An assured Cure for Leanness; which proceeds from a Cause that few know, but easily removed by an unparallei’d Specifick Tincture, which fortifies the Stomach, purifies the Blood, takes off Fretfulness in the Mind, occasions Rest and easy Sleep, and as Certainly disposes and causes the Body to thrive and become plump and fleshy...
Take that Jenny Craig, otherwise no comment—except that maybe a lot of people were hungry (?) and couldn’t afford a loaf of bread, much less the Specifick Tincture.
Part of the show-and-tell included poking through some of our own early Oneida Community imprints from Putney, Vermont and the Oneida Reserve in New York (see front cover); and lately I’ve been reading some of the articles in a bound copy of the first volume of Philobiblion (December 1861 – November 1862), the “Monthly Bibliographical Journal Containing Critical Notices of, and Extracts from Rare, Curious, and Valuable Old Books.” The latter a gift from the Minets.
The striking thing about magazines that limit their coverage to strictly bibliophilic matters is that they are all relatively short-lived—why this is I do not know, but I suspect it might have something to do with lack of connectedness to the real world most people live in. Escapism is wonderful in short doses, but we can’t get away from reality indefinitely. In the May 1862 number (one month after the Battle of Shiloh and about a month before the 1st Battle of Bull Run) there’s a brief notice of one Captain George Gordon de Luna Byron, reputed son of Lord Byron, who was serving in the U.S. Army—otherwise there’s barely a clue that a civil war was going on that was making a lot of people unhappy or dead.
Had anyone contributed a piece to Philobiblion connecting books to the burning issues of the time, some irate reader surely would have complained “...the subject has been done to death in the press and moreover has no place in a bibliophilic publication”. Harper’s and the Atlantic (Monthly) both of which predate Philobiblion and have always included a certain amount of politics and general culture in their bookish mix, still survive.
Meanwhile, back in the digital world, we are in the middle of a partial redesign of our own website in order to be able to make additions and changes on a continual basis. The Book Fair and Book Auction calendars will be updated and revised daily or hourly, if needed, and “Noteworthy” will become “Book News & Notes” (or similar) and be added to more frequently.
Also, “Booksellers’ Gulch” and “Maricela’s Book Club” will be featured more prominently. The former gives readers direct access to books catalogued and offered for sale on the websites of participating booksellers and anyone interested in setting up a “rent-free bookshop” along Booksellers’ Gulch is invited to ask for particulars.
The book club link invites readers to post book selections and details of their next meeting, comment on recently read books, or find out what other clubs are doing. One thing we’ve learned is that a lot of book clubs ignore recent best sellers in favor of older backlist titles or out-of-print books that are readily available in the antiquarian book trade.

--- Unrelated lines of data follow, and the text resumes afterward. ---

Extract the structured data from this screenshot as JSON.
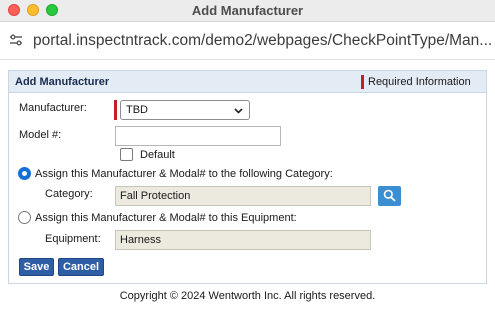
{
  "window": {
    "title": "Add Manufacturer"
  },
  "browser": {
    "url": "portal.inspectntrack.com/demo2/webpages/CheckPointType/Man..."
  },
  "panel": {
    "title": "Add Manufacturer",
    "required_info": "Required Information"
  },
  "form": {
    "manufacturer_label": "Manufacturer:",
    "manufacturer_value": "TBD",
    "model_label": "Model #:",
    "model_value": "",
    "default_label": "Default",
    "option_category_label": "Assign this Manufacturer & Modal# to the following Category:",
    "category_label": "Category:",
    "category_value": "Fall Protection",
    "option_equipment_label": "Assign this Manufacturer & Modal# to this Equipment:",
    "equipment_label": "Equipment:",
    "equipment_value": "Harness"
  },
  "buttons": {
    "save": "Save",
    "cancel": "Cancel"
  },
  "footer": {
    "copyright": "Copyright © 2024 Wentworth Inc. All rights reserved."
  },
  "colors": {
    "required_marker": "#c21f26",
    "button": "#2e5ea6",
    "header": "#e3ebf5",
    "search_button": "#3b8fd1"
  },
  "icons": {
    "url_icon": "site-settings-icon",
    "select_arrow": "chevron-down-icon",
    "search": "search-icon"
  }
}
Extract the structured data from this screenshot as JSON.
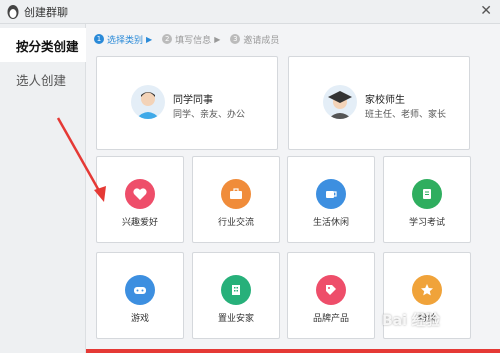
{
  "window": {
    "title": "创建群聊",
    "close_glyph": "✕"
  },
  "sidebar": {
    "items": [
      {
        "label": "按分类创建",
        "active": true
      },
      {
        "label": "选人创建",
        "active": false
      }
    ]
  },
  "steps": [
    {
      "num": "1",
      "label": "选择类别",
      "active": true
    },
    {
      "num": "2",
      "label": "填写信息",
      "active": false
    },
    {
      "num": "3",
      "label": "邀请成员",
      "active": false
    }
  ],
  "big_categories": [
    {
      "title": "同学同事",
      "subtitle": "同学、亲友、办公",
      "icon": "person-avatar-icon"
    },
    {
      "title": "家校师生",
      "subtitle": "班主任、老师、家长",
      "icon": "graduation-cap-icon"
    }
  ],
  "categories": [
    {
      "label": "兴趣爱好",
      "icon": "heart-icon",
      "color": "#ee4e6a"
    },
    {
      "label": "行业交流",
      "icon": "briefcase-icon",
      "color": "#f08c3a"
    },
    {
      "label": "生活休闲",
      "icon": "coffee-cup-icon",
      "color": "#3d8fe0"
    },
    {
      "label": "学习考试",
      "icon": "book-icon",
      "color": "#2fae5f"
    },
    {
      "label": "游戏",
      "icon": "gamepad-icon",
      "color": "#3d8fe0"
    },
    {
      "label": "置业安家",
      "icon": "building-icon",
      "color": "#27b07a"
    },
    {
      "label": "品牌产品",
      "icon": "tag-icon",
      "color": "#ee4e6a"
    },
    {
      "label": "粉丝",
      "icon": "star-icon",
      "color": "#f0a33a"
    }
  ],
  "watermark": "Bai 经验",
  "annotation_arrow_color": "#e53935"
}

We’re presently aware of two antiquarian bookshops that offer their premises to book clubs for their meetings, a good idea borrowed from some of the larger chain bookstores that has helped to increase both foot traffic and sales. Wasn’t it Picasso who said something like “good artists borrow, great artists steal”? Combine the concept with a small coffee bar, as some booksellers have done, and it’s not such a stretch to imagine a more intimate 21st century version of Will’s or Button’s coffee house, two of the Penny Universities of their day.